BATON ROUGE — The calendar has switched to June, signaling the official commencement of the 2023 Atlantic hurricane season.
According to the National Oceanic and Atmospheric Administration (NOAA) forecasters at the Climate Prediction Center, a division of the National Weather Service, the Atlantic is expected to experience “near-normal” activity this year.
NOAA’s outlook for the 2023 Atlantic hurricane season, spanning from June 1 to November 30, indicates a 40 percent chance of a near-normal season, a 30 percent chance of an above-normal season, and a 30 percent chance of a below-normal season.
NOAA forecasts a range of 12 to 17 total named storms (with winds of 39 mph or higher). Of these, 5 to 9 storms could intensify into hurricanes (with winds of 74 mph or higher), including 1 to 4 major hurricanes (category 3, 4, or 5, with winds of 111 mph or higher). NOAA expresses a 70 percent confidence in these estimates.
The upcoming hurricane season is projected to be less active compared to recent years, owing to various factors—some that suppress storm development and others that fuel it.
What is El Nino? How does it affect storms?
After three consecutive hurricane seasons featuring La Niña conditions, NOAA scientists predict a high likelihood of El Niño developing this summer, which has the potential to suppress Atlantic hurricane activity.
El Niño is a periodic natural warming of the Pacific Ocean that occurs every few years, impacting weather patterns globally.
During El Niño years, the Atlantic Ocean tends to be calmer with fewer storms. This is because the warmer waters associated with El Niño cause warmer air over the Pacific to rise higher into the atmosphere, affecting wind shear that could impede storm formation.
Despite El Niño’s potential influence on storm development, NOAA notes that favorable conditions within the tropical Atlantic Basin may counteract its effects. These conditions include the possibility of an above-normal West African monsoon, which generates African easterly waves and contributes to the formation of stronger and longer-lasting Atlantic storms. Additionally, the presence of warmer-than-normal sea surface temperatures in the tropical Atlantic Ocean and Caribbean Sea provides increased energy to fuel storm development.
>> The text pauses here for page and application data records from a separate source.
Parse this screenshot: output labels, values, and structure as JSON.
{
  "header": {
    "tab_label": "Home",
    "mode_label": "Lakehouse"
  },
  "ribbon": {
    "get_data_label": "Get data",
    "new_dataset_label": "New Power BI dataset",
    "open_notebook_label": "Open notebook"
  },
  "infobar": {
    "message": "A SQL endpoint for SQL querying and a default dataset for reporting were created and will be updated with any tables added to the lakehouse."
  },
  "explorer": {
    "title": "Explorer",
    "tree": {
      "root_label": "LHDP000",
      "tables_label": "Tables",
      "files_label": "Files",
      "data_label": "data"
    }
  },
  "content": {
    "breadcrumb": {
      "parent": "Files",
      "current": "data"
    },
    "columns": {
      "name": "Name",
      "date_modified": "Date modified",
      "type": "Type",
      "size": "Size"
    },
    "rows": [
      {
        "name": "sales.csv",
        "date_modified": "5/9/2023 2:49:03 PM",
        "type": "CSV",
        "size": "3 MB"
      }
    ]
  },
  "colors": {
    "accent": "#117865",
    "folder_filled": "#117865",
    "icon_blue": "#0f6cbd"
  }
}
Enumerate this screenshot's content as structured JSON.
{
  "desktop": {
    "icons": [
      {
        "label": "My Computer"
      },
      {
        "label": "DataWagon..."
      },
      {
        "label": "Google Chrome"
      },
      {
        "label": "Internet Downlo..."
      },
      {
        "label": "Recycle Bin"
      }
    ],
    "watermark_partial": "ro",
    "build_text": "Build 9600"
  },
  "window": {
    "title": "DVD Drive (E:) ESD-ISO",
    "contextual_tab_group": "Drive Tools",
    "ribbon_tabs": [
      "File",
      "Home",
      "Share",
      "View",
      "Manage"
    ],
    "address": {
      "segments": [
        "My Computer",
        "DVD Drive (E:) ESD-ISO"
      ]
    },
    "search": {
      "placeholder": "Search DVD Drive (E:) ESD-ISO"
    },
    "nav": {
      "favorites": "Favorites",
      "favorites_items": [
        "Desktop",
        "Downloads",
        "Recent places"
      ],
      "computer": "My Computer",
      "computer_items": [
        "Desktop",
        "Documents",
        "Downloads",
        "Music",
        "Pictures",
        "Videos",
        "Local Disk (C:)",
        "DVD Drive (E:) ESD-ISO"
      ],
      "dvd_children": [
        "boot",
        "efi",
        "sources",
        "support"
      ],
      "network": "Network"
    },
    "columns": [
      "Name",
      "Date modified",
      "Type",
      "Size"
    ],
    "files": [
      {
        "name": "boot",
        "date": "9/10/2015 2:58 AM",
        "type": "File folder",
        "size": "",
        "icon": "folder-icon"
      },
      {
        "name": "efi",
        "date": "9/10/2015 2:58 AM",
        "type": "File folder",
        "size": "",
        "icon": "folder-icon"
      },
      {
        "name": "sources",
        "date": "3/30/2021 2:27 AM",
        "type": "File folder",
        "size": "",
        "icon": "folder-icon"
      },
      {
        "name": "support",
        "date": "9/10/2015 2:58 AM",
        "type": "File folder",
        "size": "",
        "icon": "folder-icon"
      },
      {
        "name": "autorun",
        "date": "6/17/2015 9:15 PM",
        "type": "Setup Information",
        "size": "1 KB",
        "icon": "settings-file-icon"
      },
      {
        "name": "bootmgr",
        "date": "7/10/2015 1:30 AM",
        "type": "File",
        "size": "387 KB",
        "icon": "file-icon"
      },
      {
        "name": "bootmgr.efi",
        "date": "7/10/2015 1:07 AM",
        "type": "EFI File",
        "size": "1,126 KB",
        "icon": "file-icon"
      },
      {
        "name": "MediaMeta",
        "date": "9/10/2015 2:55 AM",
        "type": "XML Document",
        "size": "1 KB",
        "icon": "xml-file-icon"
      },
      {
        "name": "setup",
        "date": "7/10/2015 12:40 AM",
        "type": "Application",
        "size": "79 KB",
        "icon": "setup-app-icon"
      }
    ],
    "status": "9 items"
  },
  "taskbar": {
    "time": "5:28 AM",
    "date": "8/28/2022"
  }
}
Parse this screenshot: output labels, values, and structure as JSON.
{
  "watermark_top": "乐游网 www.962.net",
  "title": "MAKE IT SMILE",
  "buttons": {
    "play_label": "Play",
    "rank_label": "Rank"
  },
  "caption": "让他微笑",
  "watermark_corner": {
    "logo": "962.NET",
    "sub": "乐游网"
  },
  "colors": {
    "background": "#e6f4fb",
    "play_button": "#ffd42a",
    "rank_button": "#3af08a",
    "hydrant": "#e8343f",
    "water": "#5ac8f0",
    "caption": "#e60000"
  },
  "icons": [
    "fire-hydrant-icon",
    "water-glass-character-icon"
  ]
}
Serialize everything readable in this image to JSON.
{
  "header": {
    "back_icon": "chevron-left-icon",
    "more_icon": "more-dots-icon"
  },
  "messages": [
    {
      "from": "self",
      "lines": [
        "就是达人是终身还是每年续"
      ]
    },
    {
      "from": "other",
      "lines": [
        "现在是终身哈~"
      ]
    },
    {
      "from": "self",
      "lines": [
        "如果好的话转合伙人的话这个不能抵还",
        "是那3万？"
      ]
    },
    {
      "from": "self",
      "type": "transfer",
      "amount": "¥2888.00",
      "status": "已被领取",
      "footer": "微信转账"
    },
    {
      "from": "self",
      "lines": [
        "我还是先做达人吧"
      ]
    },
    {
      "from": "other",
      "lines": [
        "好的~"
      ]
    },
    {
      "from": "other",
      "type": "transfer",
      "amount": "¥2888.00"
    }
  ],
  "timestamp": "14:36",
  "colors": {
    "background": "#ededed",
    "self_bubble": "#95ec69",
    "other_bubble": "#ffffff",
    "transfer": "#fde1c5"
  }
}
These factors are part of the longer-term variability in Atlantic atmospheric and oceanic conditions conducive to hurricane development, which have contributed to more active Atlantic hurricane seasons since 1995.
The combination of El Niño and the conditions in the Atlantic Basin introduces variability in how this hurricane season will unfold.
System upgrades should help with more accurate forecasts
For the 2023 season, the hurricane center is introducing a new storm surge model that could aid in predicting storm surge up to 72 hours in advance.
NOAA’s Probabilistic Storm Surge model, which received an upgrade on May 2, enhances storm surge forecasting for the contiguous U.S. and provides new surge, tide, and wave forecasts for Puerto Rico and the U.S. Virgin Islands. Forecasters can now run the model for two simultaneous storms. Additionally, the upgraded model provides forecasters with the likelihood or probability of various flooding scenarios, including a near worst-case scenario, enabling better preparation for all potential outcomes.
The National Hurricane Center’s Tropical Weather Outlook graphic, which indicates tropical cyclone formation potential, has expanded the forecast range from five to seven days to provide additional lead time for residents to make evacuation decisions.
Hurricane names for 2023
The names assigned to storms for the 2023 hurricane season are: Arlene, Bret, Cindy, Don, Emily, Franklin, Gert, Harold, Idalia, Jose, Katia, Lee, Margot, Nigel, Ophelia, Philippe, Rina, Sean, Tammy, Vince, and Whitney.
There is a rotating list of hurricane names used every six years. Some names are retired if a storm causes significant damage, rendering the reuse of the name inappropriate.
Ida which left mass destruction across south Louisiana was retired in 2021. Gustav, Katrina, Rita and Andrew are among the storms to ravage Louisiana and also have their names retired.